Although I would not label anyone an “airhead”, I thought it was a well-written article which was frank, honest and personal.
Unbeknownst to me, I received a live preview of that article as I walked with Ric down a crowded sidewalk on the east side of Las Vegas Boulevard one evening not long before he posted that article; and we were pretty much in agreement on this issue pertaining to affiliate credit card links.
In a rare display of passing judgment, Mikel Bowman of ThreadTripping suggests in this article that any irresponsibility on the part of people who abuse the use of their credit cards have nowhere else to look but in the mirror at themselves.
While I agree with the basic tenet of that assessment by Mikel, there are those people who do not agree. Can “bloggers” who actively promote credit card affiliate links really be responsible and blamed for influencing their supposed selling tactics on unsuspecting readers who take their word and play dangerously with their credit in order to attempt to maximize frequent travel loyalty program points and miles as well as elite status? Is it similar to the bar which can be held liable for whatever happens if one of its bartenders gives a patron too much to drink and allowing him or her to drive home?
…but even though that article was meant to be purely a piece of levity, this is what I wrote in conclusion:
My point is that the constant proliferation of referral links at certain weblogs can be ridiculous — despite how lucrative they may be to the “bloggers.” This is probably the farthest extent you will read with regard to anything written by me about those credit cards. I have never had a referral link to any credit card — ever — and I probably never will.

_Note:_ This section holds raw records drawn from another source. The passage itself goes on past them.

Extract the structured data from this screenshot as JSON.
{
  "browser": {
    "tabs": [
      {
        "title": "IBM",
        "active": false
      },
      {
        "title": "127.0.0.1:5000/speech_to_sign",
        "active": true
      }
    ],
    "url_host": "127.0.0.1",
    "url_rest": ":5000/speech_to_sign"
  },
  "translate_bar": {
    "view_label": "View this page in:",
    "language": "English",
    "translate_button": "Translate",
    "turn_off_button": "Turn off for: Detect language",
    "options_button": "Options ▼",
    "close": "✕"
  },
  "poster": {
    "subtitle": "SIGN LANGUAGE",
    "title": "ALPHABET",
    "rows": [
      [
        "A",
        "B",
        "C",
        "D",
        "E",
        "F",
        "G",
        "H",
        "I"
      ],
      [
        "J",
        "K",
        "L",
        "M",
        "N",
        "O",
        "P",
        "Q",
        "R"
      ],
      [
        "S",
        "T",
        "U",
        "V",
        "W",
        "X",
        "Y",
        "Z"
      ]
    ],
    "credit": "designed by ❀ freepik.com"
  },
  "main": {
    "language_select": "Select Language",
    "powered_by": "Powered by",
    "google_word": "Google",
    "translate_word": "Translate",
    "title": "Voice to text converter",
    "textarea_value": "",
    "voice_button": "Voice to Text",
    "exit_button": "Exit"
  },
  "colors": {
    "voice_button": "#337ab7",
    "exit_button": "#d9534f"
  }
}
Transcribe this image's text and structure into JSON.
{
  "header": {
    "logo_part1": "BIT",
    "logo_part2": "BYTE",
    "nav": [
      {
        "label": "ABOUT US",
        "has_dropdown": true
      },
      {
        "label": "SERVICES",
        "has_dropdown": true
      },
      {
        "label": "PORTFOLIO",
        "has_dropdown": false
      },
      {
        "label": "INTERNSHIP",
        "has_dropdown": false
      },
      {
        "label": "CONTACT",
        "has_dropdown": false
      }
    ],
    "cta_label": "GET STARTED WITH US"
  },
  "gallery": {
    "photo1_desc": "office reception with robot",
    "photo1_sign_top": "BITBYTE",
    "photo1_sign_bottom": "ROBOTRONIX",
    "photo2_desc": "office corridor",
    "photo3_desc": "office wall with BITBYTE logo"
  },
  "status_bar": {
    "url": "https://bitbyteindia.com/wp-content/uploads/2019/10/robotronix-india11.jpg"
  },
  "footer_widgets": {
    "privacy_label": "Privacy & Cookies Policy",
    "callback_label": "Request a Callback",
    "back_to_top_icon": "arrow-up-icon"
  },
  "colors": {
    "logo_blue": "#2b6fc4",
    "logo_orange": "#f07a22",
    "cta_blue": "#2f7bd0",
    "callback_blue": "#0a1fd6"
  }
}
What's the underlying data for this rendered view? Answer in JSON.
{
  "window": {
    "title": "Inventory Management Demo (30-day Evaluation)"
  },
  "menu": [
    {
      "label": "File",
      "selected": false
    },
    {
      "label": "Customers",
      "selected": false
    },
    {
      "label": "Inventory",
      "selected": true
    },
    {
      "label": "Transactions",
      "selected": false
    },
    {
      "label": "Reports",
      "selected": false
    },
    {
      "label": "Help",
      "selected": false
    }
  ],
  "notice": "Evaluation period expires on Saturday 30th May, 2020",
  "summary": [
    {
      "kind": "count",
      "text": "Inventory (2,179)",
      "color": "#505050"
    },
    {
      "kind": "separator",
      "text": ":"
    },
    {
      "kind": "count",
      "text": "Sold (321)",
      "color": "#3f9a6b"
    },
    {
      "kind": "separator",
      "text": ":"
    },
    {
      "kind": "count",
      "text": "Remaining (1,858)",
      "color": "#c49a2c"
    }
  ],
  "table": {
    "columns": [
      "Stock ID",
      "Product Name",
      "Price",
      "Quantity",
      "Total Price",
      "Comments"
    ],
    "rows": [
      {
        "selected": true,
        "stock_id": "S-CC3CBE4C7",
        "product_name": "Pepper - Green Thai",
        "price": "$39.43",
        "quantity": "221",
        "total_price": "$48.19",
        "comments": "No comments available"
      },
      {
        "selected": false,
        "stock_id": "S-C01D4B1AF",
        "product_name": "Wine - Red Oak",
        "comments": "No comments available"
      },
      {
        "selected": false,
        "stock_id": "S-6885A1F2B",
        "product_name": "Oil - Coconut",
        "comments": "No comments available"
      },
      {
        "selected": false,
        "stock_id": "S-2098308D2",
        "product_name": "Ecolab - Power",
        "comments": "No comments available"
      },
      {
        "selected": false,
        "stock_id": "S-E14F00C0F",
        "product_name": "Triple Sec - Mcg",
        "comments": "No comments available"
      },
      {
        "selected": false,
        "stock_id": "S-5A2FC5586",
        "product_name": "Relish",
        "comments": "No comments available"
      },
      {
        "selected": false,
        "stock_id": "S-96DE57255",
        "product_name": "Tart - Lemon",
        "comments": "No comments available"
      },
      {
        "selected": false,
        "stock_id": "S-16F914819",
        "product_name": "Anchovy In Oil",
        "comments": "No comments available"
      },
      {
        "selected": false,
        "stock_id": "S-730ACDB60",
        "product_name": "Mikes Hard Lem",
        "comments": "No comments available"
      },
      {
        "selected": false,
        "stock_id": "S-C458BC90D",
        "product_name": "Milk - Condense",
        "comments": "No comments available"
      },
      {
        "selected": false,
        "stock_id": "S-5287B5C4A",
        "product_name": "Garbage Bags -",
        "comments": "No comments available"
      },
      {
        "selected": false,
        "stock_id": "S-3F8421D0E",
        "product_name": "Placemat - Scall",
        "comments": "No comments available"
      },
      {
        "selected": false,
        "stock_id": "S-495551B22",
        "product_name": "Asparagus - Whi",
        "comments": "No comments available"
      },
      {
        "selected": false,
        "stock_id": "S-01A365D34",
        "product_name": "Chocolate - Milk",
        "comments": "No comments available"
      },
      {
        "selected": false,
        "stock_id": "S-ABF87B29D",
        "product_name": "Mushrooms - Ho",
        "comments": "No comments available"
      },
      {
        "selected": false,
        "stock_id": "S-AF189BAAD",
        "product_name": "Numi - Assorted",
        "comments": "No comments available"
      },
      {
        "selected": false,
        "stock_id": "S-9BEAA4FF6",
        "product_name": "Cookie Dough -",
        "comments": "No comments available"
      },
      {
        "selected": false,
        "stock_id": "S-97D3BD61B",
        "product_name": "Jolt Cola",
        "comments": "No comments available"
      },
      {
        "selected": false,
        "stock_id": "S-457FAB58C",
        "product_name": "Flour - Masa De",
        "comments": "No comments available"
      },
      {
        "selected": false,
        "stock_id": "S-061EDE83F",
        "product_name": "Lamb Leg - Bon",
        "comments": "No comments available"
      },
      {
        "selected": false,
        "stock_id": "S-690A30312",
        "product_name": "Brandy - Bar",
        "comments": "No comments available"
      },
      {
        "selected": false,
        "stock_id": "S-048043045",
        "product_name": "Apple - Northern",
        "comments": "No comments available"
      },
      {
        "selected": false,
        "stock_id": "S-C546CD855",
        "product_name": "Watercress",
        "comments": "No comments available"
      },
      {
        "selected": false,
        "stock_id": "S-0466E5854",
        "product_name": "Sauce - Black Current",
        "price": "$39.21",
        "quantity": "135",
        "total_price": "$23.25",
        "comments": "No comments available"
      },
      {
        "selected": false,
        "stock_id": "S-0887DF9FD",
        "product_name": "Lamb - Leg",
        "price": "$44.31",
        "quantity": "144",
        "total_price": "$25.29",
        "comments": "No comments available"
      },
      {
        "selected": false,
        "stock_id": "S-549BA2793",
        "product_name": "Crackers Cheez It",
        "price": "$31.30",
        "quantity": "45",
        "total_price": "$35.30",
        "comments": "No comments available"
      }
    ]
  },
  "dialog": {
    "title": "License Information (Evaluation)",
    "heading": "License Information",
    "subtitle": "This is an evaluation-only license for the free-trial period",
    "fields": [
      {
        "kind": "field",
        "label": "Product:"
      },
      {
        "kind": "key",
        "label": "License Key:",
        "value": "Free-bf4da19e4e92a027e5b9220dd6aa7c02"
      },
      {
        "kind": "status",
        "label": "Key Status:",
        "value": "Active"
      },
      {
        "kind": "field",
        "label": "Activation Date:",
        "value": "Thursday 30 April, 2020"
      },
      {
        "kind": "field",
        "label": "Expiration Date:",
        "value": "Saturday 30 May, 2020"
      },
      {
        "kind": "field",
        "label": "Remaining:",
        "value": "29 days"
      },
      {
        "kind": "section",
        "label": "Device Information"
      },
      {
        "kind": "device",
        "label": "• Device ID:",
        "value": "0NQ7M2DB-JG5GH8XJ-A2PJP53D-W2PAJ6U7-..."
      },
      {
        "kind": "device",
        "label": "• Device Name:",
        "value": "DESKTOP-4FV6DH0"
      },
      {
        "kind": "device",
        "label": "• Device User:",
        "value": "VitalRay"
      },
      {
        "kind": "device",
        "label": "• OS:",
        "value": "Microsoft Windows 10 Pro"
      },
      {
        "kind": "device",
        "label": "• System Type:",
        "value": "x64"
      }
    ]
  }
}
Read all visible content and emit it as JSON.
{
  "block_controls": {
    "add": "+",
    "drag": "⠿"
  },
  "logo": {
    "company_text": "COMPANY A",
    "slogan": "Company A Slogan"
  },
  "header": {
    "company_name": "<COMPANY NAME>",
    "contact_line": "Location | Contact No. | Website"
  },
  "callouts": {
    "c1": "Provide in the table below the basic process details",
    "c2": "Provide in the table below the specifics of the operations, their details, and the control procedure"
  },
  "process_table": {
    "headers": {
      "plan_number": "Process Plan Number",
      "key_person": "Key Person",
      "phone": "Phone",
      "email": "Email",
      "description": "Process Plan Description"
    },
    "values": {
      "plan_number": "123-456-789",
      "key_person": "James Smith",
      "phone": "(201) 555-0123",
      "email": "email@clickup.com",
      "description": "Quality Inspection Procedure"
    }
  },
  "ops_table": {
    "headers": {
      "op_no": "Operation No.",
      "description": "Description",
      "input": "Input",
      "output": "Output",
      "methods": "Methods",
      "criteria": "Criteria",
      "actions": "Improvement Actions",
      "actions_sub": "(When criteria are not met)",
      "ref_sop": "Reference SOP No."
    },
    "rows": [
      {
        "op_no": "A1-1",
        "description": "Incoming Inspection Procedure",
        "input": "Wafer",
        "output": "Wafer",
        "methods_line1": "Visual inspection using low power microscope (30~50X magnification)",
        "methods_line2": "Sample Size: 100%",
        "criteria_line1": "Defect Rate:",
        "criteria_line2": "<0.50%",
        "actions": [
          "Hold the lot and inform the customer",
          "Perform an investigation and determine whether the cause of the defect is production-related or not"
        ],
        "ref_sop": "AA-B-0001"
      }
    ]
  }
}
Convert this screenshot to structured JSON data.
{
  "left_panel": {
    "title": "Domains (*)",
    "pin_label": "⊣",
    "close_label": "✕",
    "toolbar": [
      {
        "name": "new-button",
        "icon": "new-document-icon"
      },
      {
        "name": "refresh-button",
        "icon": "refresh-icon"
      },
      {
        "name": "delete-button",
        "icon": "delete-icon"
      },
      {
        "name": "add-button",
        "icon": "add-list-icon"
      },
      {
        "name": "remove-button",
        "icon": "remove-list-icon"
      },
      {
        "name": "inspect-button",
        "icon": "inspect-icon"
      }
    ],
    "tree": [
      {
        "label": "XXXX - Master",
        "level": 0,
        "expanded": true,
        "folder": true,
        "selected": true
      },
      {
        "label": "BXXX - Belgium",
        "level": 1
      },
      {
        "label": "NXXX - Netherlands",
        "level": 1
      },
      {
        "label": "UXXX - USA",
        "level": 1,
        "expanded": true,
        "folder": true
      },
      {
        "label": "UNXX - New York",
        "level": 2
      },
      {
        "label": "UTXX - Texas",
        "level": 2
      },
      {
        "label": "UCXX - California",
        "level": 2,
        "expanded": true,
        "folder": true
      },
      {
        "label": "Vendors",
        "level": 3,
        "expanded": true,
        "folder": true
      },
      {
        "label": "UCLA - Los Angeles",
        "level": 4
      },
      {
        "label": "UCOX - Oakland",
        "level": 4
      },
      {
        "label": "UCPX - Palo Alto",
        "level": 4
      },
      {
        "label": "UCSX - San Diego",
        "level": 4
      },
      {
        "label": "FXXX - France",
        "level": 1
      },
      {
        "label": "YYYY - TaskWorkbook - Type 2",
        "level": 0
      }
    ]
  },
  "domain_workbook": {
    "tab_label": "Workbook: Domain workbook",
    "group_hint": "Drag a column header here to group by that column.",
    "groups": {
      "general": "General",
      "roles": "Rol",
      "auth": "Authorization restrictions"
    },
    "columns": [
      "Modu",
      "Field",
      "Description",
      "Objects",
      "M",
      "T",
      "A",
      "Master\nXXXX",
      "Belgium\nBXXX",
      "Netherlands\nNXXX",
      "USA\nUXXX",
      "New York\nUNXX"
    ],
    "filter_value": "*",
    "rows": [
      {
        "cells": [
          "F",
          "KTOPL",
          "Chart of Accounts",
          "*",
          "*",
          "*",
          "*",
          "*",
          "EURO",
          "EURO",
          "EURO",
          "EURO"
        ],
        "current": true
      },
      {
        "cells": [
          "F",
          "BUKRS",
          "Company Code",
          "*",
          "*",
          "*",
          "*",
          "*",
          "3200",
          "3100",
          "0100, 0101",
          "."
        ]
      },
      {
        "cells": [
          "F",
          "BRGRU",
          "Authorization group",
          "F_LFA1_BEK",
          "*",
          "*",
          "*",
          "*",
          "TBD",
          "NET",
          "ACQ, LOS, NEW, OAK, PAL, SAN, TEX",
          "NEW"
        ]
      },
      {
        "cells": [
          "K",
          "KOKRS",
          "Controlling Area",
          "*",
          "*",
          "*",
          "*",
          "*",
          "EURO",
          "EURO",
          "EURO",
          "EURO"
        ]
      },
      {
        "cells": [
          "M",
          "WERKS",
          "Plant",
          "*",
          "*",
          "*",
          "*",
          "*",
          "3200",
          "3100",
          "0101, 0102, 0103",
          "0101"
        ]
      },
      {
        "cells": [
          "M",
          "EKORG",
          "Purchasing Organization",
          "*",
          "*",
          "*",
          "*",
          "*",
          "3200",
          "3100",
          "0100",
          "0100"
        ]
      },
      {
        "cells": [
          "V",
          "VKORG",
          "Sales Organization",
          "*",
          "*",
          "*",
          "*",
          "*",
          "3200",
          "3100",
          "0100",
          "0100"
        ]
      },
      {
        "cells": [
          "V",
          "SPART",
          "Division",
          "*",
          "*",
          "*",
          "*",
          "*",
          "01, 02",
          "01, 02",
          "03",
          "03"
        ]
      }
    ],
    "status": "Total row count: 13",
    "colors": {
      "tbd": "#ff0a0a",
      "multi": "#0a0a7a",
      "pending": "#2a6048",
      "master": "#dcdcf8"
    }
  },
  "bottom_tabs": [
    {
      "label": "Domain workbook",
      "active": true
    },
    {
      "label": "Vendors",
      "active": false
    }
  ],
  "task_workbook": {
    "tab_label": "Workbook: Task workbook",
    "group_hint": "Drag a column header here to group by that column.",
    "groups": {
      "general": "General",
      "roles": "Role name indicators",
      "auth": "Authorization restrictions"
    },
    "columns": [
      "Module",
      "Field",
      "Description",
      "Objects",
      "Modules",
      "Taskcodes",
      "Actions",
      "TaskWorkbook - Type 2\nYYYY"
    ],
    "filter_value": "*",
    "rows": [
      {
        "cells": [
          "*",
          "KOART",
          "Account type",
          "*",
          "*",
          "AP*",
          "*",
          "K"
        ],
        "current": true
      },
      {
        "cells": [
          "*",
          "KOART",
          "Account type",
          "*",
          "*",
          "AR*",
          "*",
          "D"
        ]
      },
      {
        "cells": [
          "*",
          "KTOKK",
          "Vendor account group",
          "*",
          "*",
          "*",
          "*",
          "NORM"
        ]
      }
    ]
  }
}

For now, I intend to stick with my credit cards which give me a percentage of cash back every time I use them, as I would much rather have cash than frequent travel loyalty program points or miles, which seem to lose value and have more restrictions placed on them every day.
However, I can use cash any way I want. I like that.
The idea of getting tens of thousands of frequent travel loyalty program miles and points simply for using a credit card — as well as earning elite level status — is certainly enticing; but then you are at the mercy of the frequent travel loyalty program and its policies and rules. You got your 50,000 miles — only to find that the travel award you want has increased to a required redemption of 60,000 miles. You achieve elite level status — only to have benefits removed from it unexpectedly.
I have probably left a lot of money on the table — a lot of money — by not taking part in what I consider the “feeding frenzy” over credit card affiliate links. However, there are several things I never liked about the idea of posting articles with affiliate credit card links:
I do not want to be a salesperson for big credit cards companies
I do not like the idea of pushing something incessantly upon you — especially if I do not completely believe in it myself
I do not want some outside entity dictating what I should and should not write in my articles; nor telling me how I should edit them
Although I do commit my fair share of errors, I do not want to mislead readers of The Gate or What’s Your Point? in any way, shape or form, as I want you to trust what I write
Just to be clear, I am not saying in any way that those “bloggers” who do promote credit card affiliate links are doing anything wrong. In fact, the reason why they keep doing it is because there is a market for it; and as long as that market exists, it will continue. If no one patronized them or their links, you had better believe that it would come to a grinding halt — quickly. Supply and demand, you know.
I have no interest in reading articles which promote credit card links — let alone have any interest at this time to promote them myself; and I most likely never will do so for the aforementioned listed reasons. Credit card affiliate links and extreme “manufactured spending” are simply not for me.
Personally, I believe that we as “bloggers” need to be held accountable to keep what we write in check to ensure that we deliver content to you which you find useful, valuable, informative, interesting, insightful and entertaining — and you can help towards that goal with constructive criticism on your part. I personally welcome it.
In the meantime, I will keep using credit cards which offer me as much as five percent cash back — more during promotional periods. I will keep paying off those credit cards in full every month, as that is the fiscally responsible thing to do. You see, to me credit cards are like a free loan for up to a month, using the money of credit card companies interest-free. I get a statement from each credit card company of my expenses listed nice and neatly; I pay with one payment electronically; and my cash back balance adds up slowly.
I am a customer credit card companies love to hate and plan to keep it that way…
…and if you do not like articles with credit card affiliate links, there is one simple solution: